The results showed that the positivity rates for autoantibodies were 78/462 women (16.9%) with recurrent pregnancy loss, 24/138 women (17.4%) with past or present hypertensive disorders of pregnancy, 19/124 women (15.3%) with past or present fetal growth restriction, 8/71 women (11.3%) with past or present preterm delivery, and 27/488 women (5.5%) who experienced normal delivery.
Statistical analysis of the strength of the associations between the autoantibodies and the various adverse obstetric outcomes, taking account of other factors that can affect hypertensive disorders of pregnancy and fetal growth restriction such as the women's age, body mass index (BMI, an indicator of obesity), and smoking, showed that the autoantibodies were strongly associated with recurrent pregnancy loss, hypertensive disorders of pregnancy, and fetal growth restriction.
Research on autoantibodies may help to illuminate the mechanisms of the onset of recurrent pregnancy loss, hypertensive disorders of pregnancy, and fetal growth restriction, and decrease the number of couples, pregnant women, and children suffering from these conditions and handicaps caused by them. The team might even venture to say that they could be key to resolving the issue of Japan's low birthrate.
This study has shown that the novel autoantibodies the team discovered are associated not only with recurrent pregnancy loss and infertility, as previously reported, but also with other adverse obstetric outcomes such as hypertensive disorders of pregnancy and fetal growth restriction.
In the future, the group aims to develop drugs that suppress the production of these autoantibodies or block their action, leading to potential treatments for recurrent pregnancy loss, infertility, hypertensive disorders of pregnancy and fetal growth restriction.

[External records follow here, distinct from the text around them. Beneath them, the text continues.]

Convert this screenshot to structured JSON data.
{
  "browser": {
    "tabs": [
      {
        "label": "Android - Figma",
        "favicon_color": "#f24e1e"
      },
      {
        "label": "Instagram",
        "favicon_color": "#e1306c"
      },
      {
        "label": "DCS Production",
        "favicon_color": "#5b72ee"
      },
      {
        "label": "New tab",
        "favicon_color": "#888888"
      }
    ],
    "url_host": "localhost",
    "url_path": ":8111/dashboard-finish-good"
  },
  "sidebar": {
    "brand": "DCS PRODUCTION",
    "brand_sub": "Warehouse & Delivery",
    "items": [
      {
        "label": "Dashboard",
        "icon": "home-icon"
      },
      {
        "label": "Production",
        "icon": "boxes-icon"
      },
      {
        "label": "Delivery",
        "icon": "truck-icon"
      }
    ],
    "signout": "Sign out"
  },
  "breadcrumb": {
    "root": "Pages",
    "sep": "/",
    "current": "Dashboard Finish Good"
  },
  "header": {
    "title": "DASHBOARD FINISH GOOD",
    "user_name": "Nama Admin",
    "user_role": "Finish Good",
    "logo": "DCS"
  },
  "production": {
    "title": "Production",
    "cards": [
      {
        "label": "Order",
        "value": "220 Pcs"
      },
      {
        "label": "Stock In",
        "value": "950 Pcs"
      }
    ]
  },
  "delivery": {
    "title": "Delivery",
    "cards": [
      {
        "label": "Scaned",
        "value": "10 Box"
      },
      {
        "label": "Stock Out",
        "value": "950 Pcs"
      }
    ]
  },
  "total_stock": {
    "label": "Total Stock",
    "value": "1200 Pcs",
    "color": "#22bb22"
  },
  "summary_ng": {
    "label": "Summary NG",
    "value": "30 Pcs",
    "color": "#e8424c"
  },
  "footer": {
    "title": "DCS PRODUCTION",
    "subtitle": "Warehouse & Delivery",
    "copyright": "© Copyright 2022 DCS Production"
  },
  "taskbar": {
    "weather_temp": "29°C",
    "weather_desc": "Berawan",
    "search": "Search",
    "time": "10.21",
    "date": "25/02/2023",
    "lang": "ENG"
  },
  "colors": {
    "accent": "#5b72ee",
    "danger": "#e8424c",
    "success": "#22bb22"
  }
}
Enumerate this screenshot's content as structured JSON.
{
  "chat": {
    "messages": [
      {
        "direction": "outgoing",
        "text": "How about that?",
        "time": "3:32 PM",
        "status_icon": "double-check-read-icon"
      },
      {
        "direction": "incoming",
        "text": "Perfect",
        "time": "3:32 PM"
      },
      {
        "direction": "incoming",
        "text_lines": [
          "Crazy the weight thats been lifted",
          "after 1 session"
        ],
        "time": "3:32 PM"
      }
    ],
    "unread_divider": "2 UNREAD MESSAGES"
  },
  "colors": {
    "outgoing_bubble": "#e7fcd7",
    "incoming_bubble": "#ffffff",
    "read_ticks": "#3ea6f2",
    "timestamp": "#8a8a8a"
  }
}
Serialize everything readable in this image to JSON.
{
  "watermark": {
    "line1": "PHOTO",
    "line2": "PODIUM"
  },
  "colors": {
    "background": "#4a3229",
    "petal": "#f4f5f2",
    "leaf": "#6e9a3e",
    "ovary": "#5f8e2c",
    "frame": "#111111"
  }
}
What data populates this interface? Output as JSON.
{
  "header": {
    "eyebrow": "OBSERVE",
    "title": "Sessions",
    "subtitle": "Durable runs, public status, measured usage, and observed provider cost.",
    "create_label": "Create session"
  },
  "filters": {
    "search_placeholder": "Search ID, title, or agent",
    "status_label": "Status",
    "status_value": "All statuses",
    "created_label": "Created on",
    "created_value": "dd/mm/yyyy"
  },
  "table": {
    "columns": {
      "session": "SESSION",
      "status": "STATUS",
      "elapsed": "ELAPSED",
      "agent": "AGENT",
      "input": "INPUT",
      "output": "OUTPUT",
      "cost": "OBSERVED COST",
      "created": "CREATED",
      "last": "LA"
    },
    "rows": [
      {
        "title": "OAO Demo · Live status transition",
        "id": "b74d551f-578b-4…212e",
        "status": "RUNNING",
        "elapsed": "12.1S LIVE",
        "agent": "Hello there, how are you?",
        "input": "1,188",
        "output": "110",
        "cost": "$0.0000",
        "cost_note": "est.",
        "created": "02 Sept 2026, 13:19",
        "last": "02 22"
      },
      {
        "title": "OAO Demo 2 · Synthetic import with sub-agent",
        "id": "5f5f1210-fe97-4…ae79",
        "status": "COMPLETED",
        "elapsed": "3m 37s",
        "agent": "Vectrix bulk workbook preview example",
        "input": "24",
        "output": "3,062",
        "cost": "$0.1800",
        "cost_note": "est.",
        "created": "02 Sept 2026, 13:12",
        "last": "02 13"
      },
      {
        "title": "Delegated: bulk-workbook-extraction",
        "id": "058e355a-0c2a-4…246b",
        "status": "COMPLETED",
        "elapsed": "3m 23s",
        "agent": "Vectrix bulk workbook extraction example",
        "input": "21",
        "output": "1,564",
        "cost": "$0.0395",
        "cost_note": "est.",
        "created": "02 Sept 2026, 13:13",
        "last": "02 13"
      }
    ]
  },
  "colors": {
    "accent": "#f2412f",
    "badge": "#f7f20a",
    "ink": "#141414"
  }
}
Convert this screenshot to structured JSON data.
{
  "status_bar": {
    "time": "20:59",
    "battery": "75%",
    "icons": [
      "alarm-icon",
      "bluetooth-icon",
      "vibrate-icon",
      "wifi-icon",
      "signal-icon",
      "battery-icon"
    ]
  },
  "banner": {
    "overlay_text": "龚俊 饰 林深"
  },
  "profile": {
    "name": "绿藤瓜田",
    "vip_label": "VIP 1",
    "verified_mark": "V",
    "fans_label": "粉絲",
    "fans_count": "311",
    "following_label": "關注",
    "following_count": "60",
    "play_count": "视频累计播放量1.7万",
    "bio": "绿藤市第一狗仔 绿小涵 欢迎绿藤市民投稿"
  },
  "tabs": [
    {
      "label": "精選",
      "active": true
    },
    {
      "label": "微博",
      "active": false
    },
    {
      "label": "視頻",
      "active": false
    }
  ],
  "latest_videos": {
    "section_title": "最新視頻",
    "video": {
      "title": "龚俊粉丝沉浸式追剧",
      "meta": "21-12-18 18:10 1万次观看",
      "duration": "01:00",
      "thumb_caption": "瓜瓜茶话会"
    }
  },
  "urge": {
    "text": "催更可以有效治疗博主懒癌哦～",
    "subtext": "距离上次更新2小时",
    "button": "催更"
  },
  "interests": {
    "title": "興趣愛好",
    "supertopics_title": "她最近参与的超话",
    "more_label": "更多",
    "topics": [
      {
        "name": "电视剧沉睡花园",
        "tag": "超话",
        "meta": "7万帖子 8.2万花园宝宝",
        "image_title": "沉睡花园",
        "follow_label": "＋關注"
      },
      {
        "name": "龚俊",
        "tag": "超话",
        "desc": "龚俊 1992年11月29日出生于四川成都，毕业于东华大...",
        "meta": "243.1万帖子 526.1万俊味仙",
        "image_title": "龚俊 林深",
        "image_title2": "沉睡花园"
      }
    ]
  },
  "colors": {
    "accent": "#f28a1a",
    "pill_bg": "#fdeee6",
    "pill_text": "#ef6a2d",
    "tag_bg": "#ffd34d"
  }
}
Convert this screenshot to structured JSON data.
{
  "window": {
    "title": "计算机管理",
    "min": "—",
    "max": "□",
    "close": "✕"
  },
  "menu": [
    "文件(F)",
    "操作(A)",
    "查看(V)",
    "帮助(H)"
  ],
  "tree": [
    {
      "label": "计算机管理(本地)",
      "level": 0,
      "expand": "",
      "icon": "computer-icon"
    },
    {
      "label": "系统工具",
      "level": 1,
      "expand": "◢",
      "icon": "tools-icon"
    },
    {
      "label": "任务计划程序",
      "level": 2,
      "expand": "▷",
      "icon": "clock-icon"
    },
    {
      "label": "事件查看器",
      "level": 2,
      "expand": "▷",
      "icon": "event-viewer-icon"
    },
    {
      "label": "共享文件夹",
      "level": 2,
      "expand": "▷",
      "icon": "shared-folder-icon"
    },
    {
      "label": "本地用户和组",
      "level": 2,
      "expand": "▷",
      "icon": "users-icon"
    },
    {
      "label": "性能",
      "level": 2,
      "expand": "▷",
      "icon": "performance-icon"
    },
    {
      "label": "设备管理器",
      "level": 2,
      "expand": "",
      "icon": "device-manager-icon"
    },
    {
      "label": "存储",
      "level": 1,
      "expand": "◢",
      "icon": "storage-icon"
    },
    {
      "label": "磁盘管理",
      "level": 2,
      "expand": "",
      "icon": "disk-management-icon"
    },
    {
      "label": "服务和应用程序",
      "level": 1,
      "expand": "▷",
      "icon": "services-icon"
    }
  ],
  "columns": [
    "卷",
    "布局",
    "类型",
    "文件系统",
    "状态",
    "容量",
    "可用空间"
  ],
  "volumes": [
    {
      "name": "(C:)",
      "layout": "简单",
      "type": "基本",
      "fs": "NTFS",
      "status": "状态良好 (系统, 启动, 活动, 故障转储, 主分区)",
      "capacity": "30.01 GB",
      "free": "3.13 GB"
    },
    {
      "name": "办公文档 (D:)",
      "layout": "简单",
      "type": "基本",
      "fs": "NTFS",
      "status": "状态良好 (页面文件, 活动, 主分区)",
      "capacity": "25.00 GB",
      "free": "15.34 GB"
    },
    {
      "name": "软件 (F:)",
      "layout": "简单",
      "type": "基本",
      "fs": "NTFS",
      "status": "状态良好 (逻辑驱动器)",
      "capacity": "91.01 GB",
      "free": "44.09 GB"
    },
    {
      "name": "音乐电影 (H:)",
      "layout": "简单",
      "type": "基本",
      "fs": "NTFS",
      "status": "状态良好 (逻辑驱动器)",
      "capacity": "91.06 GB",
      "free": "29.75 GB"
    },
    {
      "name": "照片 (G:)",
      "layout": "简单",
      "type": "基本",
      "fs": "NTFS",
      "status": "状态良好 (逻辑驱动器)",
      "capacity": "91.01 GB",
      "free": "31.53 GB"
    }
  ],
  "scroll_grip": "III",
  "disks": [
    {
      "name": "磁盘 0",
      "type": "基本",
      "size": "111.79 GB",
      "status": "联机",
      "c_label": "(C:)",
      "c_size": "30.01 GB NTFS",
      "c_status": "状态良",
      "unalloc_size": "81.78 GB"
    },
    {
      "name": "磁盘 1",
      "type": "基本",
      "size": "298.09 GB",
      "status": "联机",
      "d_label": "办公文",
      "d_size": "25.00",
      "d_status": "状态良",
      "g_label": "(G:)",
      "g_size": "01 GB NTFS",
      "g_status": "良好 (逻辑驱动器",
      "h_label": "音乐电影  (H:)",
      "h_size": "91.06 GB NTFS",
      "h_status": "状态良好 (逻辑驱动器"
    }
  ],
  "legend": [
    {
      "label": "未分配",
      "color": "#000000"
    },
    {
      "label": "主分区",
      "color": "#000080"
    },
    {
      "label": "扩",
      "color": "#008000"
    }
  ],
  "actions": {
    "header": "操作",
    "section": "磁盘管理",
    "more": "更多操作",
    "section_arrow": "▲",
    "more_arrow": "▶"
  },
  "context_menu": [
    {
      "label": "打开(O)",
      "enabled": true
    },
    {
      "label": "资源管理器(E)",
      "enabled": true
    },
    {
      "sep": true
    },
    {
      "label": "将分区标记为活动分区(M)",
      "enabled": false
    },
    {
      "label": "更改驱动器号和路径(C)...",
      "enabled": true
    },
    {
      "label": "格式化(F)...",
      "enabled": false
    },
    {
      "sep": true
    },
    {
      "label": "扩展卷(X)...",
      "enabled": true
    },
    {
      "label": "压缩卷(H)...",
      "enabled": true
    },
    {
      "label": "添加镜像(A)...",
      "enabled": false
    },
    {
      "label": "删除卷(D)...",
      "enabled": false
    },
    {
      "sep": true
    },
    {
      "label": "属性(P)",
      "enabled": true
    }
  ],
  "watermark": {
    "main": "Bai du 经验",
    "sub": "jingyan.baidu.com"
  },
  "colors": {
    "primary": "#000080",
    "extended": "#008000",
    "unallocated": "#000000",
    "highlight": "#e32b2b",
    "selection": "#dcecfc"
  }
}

Similar autoantibodies might also be present in common autoimmune diseases such as rheumatoid arthritis, and this discovery could bring about revolutionary progress in immunology.
More information: Kenji Tanimura et al, Anti-β2-glycoprotein I/HLA-DR Antibody and Adverse Obstetric Outcomes, International Journal of Molecular Sciences (2023). DOI: 10.3390/ijms241310958